But the lessons of history suggest this might change. After the Great Recession and the war against COVID-19, the world’s debt (both public and private) has reached an astonishing 365% of global GDP, a historic record. Only last year the US Federal Reserve issued a fifth of all dollars currently in circulation. It is no surprise that the US stock market has skyrocketed, and last year both gold and the Dow Jones reached record highs, something remarkable given that they usually move in opposite directions. This anomaly suggests that the liquidity is creating bubbles and distorting the discovery of prices by economic agents.

This has sparked fears of inflation, suggested by the rise in the price of bitcoin. The cryptocurrency reflects a nostalgia for the gold standard. Its appeal lies in the fact that supply is limited, as there will only be 21 million bitcoins ‘printed’. But that is exactly why it will never be a currency, much less money.
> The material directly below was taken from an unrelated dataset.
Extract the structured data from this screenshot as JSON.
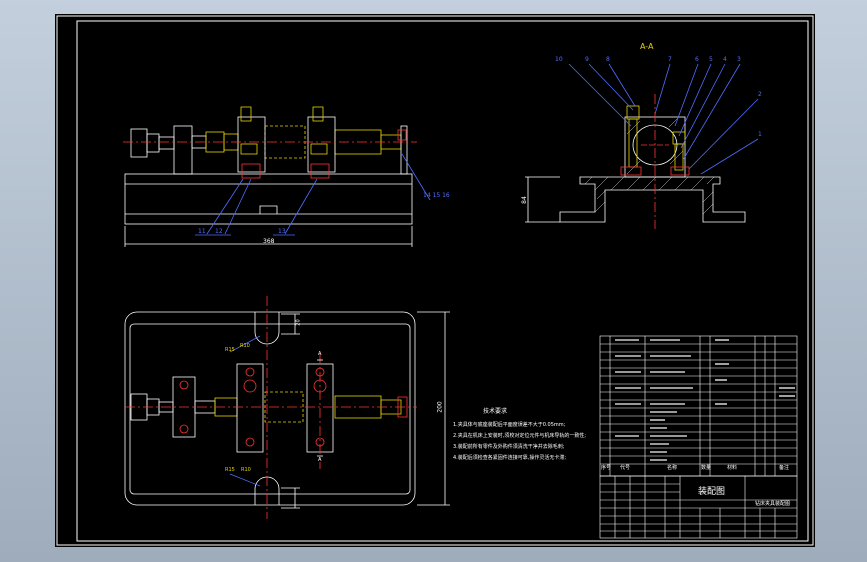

As demand increases and supply is limited, the price of bitcoin rises. But let us not fool ourselves, bitcoin is neither a medium of exchange (few will buy their Tesla with bitcoins) nor a unit of account (its value is measured in dollars or euros) and is too volatile as a store of value. We are facing a digital tulip nurtured by a speculative frenzy.

“The cryptocurrency reflects a nostalgia for the gold standard”.

But the bitcoin-mania must make us reflect. Historically, the emergence of private near-money has suggested that political power is losing legitimacy. The detachment of broad layers of society from the democratic system and the liberal international order is unquestionable: the assault on the US capitol being the most evident example. Traditionally, political and monetary stability feed each other, and 50 years of fiduciary money is a brief instant in the long history of finance.

What does the future hold for us? For the moment cheap money will continue to flow because we need to win the war against COVID-19 and because the Fed cannot afford a collapse in the stock market if half the US population have their savings there. But it is precisely after wars when inflation appears. We may live a new ‘Roaring 20s’, but the debt levels will have to decrease at some point and to do that it is useful to think about four different scenarios.

  1. Growth: this is the ideal; using the cheap money from today to invest and increase our productivity. But we may end up with too little growth and too much inflation.
  2. Adjustment: central banks keep their independence, increase rates when prices start increasing, the cost of debt rises and we head into a deep recession. Let us hope that by then inequality has decreased, otherwise social tensions will increase.
  3. Inflation: the political class captures central banks with ‘fiscal dominance’ and opts to reduce debt thanks to the rise in prices. It may work, but it is a risky strategy: inflation is hard to tame once unleashed.
  4. Debt restructuring: Thomas Piketty and 100 more signatories have recently proposed it. Naturally, they have met head-on resistance from the establishment.

Sovereign debt restructuring at the heart of our international monetary system must be the last resort. But, maybe, if the other three do not work, it could be our last option. The Jubilee in the Old Testament already considered debt cancellation every 50 years, and that document is even older than the Guanzi.